EXERCISE DIRECTIONS: Wherever the string "summary" appears in the records, return the line that holds it.

[Records excerpted from a collection]
——

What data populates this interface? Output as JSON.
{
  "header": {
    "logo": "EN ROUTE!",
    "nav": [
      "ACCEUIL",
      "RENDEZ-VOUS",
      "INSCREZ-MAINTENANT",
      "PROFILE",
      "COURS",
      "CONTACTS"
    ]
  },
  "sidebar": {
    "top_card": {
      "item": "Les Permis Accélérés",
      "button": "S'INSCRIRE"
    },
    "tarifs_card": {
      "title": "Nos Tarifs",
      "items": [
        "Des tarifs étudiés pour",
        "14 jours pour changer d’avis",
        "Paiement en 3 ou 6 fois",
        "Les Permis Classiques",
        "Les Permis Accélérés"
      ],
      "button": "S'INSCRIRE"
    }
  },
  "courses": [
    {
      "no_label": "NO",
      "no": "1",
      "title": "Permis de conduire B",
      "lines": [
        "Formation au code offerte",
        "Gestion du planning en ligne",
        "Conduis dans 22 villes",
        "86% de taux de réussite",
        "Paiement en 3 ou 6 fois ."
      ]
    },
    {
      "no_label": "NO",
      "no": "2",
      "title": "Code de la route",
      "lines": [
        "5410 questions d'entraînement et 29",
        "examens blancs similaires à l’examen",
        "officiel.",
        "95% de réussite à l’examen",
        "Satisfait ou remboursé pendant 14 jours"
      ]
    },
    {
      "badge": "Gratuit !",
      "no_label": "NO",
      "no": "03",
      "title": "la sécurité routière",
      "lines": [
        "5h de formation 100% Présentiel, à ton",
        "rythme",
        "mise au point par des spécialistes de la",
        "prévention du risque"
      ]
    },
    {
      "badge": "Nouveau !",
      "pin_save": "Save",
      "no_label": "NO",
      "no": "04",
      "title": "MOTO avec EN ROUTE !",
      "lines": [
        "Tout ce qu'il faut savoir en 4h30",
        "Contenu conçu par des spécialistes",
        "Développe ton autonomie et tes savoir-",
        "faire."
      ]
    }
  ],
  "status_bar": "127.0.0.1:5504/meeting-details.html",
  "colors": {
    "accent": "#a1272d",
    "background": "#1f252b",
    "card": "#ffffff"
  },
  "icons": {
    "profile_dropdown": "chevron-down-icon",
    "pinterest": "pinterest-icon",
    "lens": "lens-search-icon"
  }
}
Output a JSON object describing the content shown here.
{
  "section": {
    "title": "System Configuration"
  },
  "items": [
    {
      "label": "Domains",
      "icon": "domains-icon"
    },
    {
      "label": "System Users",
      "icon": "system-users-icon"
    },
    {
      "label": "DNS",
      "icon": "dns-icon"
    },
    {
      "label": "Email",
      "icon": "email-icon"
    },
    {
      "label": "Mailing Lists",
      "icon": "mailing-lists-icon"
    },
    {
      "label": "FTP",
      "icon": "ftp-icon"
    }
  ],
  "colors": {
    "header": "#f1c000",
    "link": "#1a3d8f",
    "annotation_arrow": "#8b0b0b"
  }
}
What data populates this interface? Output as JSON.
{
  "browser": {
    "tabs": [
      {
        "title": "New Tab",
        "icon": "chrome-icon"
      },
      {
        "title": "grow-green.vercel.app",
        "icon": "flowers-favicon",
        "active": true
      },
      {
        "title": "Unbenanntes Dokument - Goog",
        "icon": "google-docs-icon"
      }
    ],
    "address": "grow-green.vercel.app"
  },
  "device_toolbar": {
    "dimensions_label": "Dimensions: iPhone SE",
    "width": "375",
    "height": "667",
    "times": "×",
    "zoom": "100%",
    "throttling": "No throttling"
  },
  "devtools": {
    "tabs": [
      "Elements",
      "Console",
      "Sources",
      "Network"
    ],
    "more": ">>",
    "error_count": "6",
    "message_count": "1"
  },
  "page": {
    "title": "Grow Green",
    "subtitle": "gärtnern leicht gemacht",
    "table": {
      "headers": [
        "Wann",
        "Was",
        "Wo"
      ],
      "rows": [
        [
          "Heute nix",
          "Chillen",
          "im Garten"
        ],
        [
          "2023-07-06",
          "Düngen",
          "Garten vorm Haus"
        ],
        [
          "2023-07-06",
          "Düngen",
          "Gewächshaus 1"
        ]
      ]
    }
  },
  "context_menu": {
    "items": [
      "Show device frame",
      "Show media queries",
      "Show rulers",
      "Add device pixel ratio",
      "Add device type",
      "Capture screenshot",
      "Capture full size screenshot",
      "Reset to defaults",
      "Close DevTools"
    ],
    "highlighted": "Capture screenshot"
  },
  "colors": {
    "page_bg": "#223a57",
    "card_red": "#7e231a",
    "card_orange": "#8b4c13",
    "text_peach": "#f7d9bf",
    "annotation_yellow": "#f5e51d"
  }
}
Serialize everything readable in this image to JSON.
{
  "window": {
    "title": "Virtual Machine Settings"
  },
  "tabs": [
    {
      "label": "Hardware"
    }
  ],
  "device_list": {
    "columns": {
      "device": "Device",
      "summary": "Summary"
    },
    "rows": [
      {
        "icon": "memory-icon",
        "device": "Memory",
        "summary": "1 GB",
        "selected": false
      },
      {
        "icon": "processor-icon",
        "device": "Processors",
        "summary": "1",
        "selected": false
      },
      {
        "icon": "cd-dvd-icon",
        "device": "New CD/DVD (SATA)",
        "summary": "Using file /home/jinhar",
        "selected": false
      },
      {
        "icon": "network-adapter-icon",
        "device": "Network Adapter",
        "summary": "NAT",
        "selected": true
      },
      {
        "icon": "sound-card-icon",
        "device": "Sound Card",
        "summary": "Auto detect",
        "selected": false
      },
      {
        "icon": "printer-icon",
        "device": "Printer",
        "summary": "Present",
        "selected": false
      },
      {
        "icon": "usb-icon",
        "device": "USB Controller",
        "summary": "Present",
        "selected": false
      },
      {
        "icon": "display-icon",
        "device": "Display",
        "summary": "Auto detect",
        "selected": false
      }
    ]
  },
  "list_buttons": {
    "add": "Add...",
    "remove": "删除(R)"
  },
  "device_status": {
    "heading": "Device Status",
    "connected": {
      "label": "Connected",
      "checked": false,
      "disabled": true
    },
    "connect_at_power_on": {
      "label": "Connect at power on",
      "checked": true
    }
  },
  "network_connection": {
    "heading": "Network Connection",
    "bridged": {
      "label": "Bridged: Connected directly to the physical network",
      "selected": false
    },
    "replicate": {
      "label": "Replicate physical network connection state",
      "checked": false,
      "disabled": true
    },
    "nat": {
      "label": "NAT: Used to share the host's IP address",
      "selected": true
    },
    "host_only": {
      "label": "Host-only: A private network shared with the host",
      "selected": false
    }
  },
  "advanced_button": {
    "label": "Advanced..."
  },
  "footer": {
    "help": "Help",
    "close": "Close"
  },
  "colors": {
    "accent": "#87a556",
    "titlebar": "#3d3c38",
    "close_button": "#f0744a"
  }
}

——

FINISHED TASK:
      "summary": "Summary"
        "summary": "1 GB",
        "summary": "1",
        "summary": "Using file /home/jinhar",
        "summary": "NAT",
        "summary": "Auto detect",
        "summary": "Present",
        "summary": "Present",
        "summary": "Auto detect",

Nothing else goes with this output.